Chuck Berry, rock'n'roll legend, dies at 90
Monday, 20th March, 2017
CHUCK Berry, whose roistering songs to teendom laid the ground work for rock'n'roll, was one of the last surviving giants who took the music out of America's Deep South to the world.
Berry, who has died at the age of 90, was a decade older than his fellow southerners, Elvis Presley, Johnny Cash, Carl Perkins and Jerry Lee Lewis, but as the only African American among the early all-stars, his songs were pivotal in fusing rock-a-billy with country and R&B and pushing rock'n'roll into the consciousness of white American teenagers.
His masterpieces, including Maybellene, Johnny B. Goode, Sweet Little Sixteen, No Particular Place to Go, Roll Over Beethoven and Rock and Roll Music, celebrated the joys of youth for early baby boomers.
But coming out of the mind of a 30-year-old who had grown up in segregated America, his music had an edge and double entendre singularly lacking in most of the other early rockers.
His guitar riffs, and onstage duck walk defined rock'n'roll during its early years and his music became the soundtrack for generations and inspired musicians across the world wanting to embrace the sound that celebrated youth.
Berry also laid the the template for the rock'n'roll lifestyle.
He did jail time. Three times. First for armed robbery. Second for transporting an under-age Apache girl "across state lines for immoral purposes". Third for tax evasion.
The Apache girl incident, resulting in his being jailed in 1962, threatened to end his career.
Rock'n'roll was entering a warm fuzzy period where manufactured rockers like Fabian, Ricky Nelson and Bobby Vee, were buffing the music's edges.
The days when overt songs about sex sang by men from the wrong side of the tracks were over.
However, Berry's career was rebooted by other musicians.
The Beach Boys 1963 hit Surfin' U.S.A. used his Sixteen riff, the Beatles covered Beethoven and Rock and Roll Music, and the British Invasion post-1964 helped Berry and many Southern blues singers onto the world stage and Berry toured for years taking his riffs and duck-walk to any place that would pay.
He first visited Australia in January 1959, playing the Sydney Stadium on a bill with Bobby Darin, George Hamilton IV, Jo Ann Campbell and Johnny O'Keefe and the Dee Jays.
In 1973 - after returning to the record company that made him, Chicago's Chess Records and making a novelty recording about accoutrements, My Ding-a-Ling, that became his only US No.1 - he returned to Australia.
His Melbourne concert was delayed for nearly two hours as he refused to play until he was paid up front in US dollars.

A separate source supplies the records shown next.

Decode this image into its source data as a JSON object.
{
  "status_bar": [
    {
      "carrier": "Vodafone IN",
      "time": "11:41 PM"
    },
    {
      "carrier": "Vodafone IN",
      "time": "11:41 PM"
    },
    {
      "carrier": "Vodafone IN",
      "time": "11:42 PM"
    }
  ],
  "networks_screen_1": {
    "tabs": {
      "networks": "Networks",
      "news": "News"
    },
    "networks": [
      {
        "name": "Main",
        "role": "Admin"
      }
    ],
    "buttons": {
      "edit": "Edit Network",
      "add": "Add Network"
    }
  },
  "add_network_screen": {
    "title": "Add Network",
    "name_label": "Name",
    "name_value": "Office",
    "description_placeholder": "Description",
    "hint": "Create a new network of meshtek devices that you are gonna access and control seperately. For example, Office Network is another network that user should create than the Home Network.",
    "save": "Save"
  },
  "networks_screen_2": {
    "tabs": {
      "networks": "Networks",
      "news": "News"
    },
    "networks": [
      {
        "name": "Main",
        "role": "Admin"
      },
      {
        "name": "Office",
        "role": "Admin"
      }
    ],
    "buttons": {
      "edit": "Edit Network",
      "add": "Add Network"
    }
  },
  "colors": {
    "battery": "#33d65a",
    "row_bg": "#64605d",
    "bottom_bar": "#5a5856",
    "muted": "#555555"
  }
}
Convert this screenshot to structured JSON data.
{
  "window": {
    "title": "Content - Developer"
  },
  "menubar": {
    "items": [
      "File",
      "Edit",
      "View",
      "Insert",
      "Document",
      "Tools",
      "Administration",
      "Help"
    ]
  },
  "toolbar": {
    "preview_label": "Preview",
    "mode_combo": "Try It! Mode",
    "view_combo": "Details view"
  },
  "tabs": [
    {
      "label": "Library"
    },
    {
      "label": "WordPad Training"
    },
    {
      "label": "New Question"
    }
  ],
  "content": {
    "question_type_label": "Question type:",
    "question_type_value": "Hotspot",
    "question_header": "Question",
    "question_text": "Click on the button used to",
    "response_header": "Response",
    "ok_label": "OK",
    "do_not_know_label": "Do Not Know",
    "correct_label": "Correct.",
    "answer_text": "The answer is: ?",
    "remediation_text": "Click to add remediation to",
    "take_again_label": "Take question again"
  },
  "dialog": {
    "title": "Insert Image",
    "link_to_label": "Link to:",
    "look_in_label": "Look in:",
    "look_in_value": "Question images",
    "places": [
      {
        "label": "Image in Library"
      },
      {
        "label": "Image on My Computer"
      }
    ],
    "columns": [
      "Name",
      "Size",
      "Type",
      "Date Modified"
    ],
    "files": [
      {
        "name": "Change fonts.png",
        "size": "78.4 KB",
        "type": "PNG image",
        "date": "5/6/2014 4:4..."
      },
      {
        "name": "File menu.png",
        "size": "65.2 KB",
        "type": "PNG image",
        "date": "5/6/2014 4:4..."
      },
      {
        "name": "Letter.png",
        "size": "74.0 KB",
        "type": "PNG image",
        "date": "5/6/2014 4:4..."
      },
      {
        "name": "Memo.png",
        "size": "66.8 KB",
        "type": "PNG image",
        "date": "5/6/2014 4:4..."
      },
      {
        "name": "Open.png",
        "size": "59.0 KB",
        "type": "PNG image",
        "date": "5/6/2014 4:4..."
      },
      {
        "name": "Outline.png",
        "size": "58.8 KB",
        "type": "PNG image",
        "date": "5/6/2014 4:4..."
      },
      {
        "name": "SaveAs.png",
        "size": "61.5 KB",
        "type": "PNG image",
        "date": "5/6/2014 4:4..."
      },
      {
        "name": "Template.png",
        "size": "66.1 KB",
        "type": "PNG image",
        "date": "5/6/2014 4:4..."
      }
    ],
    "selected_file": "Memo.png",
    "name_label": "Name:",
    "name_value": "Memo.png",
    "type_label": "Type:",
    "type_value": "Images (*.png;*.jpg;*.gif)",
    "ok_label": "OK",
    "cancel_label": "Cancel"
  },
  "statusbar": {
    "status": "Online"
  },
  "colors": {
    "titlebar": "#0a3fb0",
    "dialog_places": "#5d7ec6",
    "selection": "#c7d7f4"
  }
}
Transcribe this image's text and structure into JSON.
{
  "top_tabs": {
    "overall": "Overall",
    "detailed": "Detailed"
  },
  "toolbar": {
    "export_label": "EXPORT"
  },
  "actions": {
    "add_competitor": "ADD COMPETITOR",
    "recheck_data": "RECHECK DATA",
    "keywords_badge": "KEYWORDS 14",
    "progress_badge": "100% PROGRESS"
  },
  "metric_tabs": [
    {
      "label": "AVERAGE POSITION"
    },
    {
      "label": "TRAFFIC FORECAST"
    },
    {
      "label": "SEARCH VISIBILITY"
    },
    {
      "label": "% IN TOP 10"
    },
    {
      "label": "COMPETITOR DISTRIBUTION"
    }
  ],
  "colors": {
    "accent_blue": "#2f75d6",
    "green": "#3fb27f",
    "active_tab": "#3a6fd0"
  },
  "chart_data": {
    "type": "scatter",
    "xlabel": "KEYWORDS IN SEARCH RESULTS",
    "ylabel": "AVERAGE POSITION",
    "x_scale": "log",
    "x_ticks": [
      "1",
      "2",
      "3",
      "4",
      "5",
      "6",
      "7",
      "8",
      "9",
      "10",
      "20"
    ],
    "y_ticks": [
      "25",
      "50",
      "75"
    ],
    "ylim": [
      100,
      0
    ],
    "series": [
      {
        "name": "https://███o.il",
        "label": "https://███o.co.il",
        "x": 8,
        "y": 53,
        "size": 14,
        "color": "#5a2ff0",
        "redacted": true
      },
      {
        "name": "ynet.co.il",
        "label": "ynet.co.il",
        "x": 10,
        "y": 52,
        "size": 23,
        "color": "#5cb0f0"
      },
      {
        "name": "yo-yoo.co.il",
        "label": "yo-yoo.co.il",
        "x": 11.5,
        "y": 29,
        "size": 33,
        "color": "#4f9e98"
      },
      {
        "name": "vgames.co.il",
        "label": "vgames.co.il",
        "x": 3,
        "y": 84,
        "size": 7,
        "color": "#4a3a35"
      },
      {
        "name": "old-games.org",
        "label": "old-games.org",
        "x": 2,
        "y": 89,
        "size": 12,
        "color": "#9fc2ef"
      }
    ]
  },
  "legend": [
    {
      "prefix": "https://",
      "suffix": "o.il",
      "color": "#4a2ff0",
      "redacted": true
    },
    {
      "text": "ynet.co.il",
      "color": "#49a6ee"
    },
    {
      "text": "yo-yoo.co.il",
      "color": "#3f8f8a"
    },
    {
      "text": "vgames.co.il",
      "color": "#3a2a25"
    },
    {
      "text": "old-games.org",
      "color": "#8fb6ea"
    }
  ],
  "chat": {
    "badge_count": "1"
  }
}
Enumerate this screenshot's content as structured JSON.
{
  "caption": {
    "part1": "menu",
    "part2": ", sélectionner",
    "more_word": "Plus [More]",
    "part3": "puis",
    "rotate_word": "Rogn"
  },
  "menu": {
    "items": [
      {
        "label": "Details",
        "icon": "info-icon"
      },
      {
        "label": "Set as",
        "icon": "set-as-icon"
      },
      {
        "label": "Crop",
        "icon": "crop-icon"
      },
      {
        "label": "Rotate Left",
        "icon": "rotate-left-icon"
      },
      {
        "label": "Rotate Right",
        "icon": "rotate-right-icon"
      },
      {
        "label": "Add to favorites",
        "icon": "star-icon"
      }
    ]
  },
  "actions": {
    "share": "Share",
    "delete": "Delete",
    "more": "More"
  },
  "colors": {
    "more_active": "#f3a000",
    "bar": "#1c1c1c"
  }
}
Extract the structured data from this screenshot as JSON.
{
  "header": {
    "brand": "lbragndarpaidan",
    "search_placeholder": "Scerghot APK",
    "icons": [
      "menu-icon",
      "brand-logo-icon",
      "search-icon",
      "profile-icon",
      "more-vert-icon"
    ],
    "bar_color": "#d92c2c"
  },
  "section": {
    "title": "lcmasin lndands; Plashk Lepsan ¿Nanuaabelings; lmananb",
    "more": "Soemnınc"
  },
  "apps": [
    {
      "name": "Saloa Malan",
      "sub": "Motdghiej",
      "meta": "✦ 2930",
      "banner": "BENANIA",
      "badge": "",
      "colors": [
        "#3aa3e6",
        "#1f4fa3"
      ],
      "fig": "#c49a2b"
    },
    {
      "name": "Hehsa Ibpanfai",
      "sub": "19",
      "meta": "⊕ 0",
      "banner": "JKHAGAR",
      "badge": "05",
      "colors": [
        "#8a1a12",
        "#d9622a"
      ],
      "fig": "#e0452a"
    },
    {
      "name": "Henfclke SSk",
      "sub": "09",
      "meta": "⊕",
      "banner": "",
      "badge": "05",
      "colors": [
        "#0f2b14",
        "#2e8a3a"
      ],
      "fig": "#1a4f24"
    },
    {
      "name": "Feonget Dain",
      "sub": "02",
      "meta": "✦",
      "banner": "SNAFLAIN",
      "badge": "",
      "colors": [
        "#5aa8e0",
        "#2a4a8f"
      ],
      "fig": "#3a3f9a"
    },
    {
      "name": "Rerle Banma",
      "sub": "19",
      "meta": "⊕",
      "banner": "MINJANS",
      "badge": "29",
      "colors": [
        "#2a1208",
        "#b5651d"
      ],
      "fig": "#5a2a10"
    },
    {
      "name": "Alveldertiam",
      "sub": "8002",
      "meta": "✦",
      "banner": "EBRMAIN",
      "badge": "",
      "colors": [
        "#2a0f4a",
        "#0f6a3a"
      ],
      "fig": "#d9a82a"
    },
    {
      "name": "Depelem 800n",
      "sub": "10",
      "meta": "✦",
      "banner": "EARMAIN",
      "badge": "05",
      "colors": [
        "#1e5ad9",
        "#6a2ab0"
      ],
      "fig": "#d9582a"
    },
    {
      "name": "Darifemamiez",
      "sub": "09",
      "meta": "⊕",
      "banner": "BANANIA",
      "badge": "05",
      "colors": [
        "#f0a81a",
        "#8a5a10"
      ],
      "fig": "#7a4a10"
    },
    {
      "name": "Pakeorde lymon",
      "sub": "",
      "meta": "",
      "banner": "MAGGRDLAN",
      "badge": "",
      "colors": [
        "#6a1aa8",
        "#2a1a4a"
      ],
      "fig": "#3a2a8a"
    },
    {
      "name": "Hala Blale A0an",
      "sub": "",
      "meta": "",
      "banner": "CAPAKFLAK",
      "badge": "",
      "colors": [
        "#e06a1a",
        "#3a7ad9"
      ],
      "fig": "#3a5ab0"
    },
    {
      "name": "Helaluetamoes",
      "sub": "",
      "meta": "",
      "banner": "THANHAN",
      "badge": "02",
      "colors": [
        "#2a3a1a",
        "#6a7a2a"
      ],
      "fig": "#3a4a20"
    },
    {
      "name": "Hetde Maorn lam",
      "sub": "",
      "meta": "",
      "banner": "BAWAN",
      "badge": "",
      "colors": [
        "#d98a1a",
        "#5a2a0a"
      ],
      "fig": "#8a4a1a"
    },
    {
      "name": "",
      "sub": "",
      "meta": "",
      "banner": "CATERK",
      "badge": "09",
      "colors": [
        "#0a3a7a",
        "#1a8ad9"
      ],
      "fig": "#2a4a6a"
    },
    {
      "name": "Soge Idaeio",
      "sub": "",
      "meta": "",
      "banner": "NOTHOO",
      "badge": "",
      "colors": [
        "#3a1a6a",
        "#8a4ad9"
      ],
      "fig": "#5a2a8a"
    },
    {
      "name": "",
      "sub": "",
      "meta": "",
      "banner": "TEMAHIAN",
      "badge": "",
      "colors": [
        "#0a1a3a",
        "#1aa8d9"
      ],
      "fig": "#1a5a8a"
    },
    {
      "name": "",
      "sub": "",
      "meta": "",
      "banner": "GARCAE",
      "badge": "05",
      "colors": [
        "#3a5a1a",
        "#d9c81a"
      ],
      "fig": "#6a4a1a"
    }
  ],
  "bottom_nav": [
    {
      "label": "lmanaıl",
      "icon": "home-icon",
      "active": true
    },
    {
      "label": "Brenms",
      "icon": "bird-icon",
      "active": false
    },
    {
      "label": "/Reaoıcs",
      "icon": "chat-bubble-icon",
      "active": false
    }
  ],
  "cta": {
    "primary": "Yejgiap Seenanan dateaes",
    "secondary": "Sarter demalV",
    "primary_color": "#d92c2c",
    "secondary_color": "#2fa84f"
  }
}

Despite his often precarious life, Berry and his wife Themetta remained married for 69 years but on the road he had a reputation as a tough loner who used backup bands, and demanded payment in advance, a specific kind of amplifier and a limousine (with no driver) for his shows. In 1986, one of his worshippers, Keith Richards assembled an all-star backup band (including Eric Clapton, Robert Cray, and sax player Bobby Keys) to play behind him in the documentary Hail! Hail! Rock 'n' Roll. The old rocker was filmed intimidating Richards and demanding an extra cash payment of $25,000.
But when he died on Saturday at his home in Missouri not far from where he was born in 1926, rock's pantheon came out to mourn.
Ringo Starr was one of the first to post a tribute on social media, tweeting "R I P. And peace and love Chuck Berry Mr. rock 'n' roll music".
"Just let me hear some of that rock 'n' roll music any old way you use it I am playing I'm talking about you. God bless Chuck Berry Chuck" he wrote in a second tweet.
"Chuck Berry was rock's greatest practitioner, guitarist, and the greatest pure rock 'n' roll writer who ever lived. This is a tremendous loss of a giant for the ages," Bruce Springsteen posted on his Facebook page and on Twitter.
The Rolling Stones said they were "deeply saddened" to hear of Berry's death.
"He was a true pioneer of rock & roll and a massive influence on us. Chuck was not only a brilliant guitarist, singer and performer, but most importantly, he was a master craftsman as a songwriter. His songs will live forever," the band said in a statement.
In his own statement, Mick Jagger said: "I want to thank him for all the inspirational music he gave to us. He lit up our teenage years, and blew life into our dreams of being musicians and performers. His lyrics shone above others and threw a strange light on the American dream. Chuck, you were amazing, and your music is engraved inside us forever."
Keith Richard said it all: "One of my big lights has gone out". Hail Hail Chuck Berry!!! None of us would have been here without you. Rock on brother!"
The Sydney Morning Herald